Under the recently published HSE divisional plans, hospitals are expected not only to function as last year, but to perform better with a reduction of €200 million in their budgets. Already struggling acute hospitals face an average reduction of 4% in their funding. Front-line care is being affected, even by the HSE's own admission, with a projected drop of 25,000 in the number of day cases and 3,000 in the number of inpatient treatments during 2014. An example of how unrealistic these plans are is the target to reduce the delayed discharge of patients from acute hospitals by 4%. We addressed this issue in the House earlier today. However, the allocation for nursing home beds has been reduced this year, which will mean many more older people will spend longer in scarce hospital beds because there are insufficient nursing home places for those requiring residential care.

This Bill, therefore, is essentially technical legislation as it provides for the ending of the HSE's separate Vote in the budget. In future, it is to be funded through the Vote for the office of the Minister for Health. We have no issue with that. In reality, it amounts to the same thing. However, in light of what I have pointed out regarding budget underfunding in 2013 and the resultant necessary Supplementary Estimates and the underfunding in 2014, section 10 is a cause for concern. It would mean that an overspend in any one year would be carried over to the following year as a charge on the HSE budget.

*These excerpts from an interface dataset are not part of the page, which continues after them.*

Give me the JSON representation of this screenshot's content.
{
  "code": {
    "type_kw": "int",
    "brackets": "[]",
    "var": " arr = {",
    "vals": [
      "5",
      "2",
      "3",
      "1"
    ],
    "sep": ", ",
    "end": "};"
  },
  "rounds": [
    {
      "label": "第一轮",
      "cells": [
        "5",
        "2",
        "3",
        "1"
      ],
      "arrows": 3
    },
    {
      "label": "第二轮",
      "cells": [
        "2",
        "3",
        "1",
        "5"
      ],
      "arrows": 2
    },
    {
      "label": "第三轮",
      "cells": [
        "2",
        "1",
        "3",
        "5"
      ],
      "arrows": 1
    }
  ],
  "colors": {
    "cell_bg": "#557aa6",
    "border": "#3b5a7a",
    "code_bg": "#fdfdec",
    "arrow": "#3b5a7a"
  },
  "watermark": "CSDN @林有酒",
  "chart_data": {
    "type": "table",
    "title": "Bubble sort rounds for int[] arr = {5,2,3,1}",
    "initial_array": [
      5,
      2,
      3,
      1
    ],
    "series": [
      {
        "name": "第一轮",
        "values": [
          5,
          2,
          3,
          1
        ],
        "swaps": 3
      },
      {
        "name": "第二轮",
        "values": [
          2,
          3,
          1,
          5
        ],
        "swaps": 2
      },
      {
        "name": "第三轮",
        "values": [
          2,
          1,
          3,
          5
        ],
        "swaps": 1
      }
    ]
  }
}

Is it the case that this would mean no more Supplementary Estimates in the health area? Perhaps the Minister can address this when summing up on Second Stage.

As with the Health Service Executive (Governance) Bill, we are debating this Bill in a vacuum of knowledge as far as the Government's overall health reform plans are concerned. The promised White Paper on financing universal health insurance has still not been published, even though it was supposed to appear early in the life of this Government. The Government's document, Future Health, stated the White Paper would be published in 2013. It has been reported in the media in recent days that a draft of the White Paper is in the Minister's hands and that he will circulate that draft to the Government in the coming weeks. Can he confirm that? It has also been reported that the Government is planning to consult the public through a citizens' health assembly about its health insurance plans. Is that the case? Is it also the case, as reported, that the White Paper refers to universal health insurance being introduced by 2019? The programme for Government states: "A system of Universal Health Insurance ... will be introduced by 2016, with the legislative and organisational groundwork for the system complete within this Government’s term of office." Is that now being pushed beyond 2016, which is the crucial watershed of a general election?

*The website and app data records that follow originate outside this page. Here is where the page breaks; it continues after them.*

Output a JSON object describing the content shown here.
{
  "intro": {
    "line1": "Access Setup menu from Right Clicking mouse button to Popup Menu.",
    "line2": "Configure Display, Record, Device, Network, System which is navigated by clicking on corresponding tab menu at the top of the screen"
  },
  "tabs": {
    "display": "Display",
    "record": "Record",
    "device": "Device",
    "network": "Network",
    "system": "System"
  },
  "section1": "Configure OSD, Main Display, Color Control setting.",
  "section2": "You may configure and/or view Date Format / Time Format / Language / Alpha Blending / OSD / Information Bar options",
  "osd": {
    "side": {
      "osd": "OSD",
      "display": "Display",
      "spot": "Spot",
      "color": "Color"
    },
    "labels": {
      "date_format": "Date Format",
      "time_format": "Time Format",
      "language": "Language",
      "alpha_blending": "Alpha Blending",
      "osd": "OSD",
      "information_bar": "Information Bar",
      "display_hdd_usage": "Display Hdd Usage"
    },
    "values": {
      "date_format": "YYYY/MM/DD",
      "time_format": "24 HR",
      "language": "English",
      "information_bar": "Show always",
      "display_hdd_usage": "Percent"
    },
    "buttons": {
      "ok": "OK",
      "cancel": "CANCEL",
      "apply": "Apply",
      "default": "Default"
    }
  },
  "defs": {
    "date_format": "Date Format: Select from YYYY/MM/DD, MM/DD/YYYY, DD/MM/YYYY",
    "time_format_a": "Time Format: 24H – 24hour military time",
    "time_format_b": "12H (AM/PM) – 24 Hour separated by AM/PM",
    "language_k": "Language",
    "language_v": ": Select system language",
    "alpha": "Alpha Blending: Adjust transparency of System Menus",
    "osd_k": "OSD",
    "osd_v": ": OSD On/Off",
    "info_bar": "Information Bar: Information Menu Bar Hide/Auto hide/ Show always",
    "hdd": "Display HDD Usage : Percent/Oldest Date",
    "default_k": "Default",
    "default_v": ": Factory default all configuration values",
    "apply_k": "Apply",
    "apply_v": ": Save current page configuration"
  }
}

It is long past time we had clarity on the Government's plans for health reform. From the quite detailed media reports we have seen this past week, it seems journalists have had access to the draft White Paper on universal health insurance.

If that is the case, it is disgraceful. It is the elected representatives of the people in this House, not journalistic recipients of leaks, who should receive that information in the first instance.

This is essentially a technical Bill, which may well be a piece in a jigsaw. If so, it remains a puzzle to me as I cannot yet see a picture. If the Minister has such a picture, it is long past time that he made it known to the Opposition spokespersons on health.

Debate adjourned.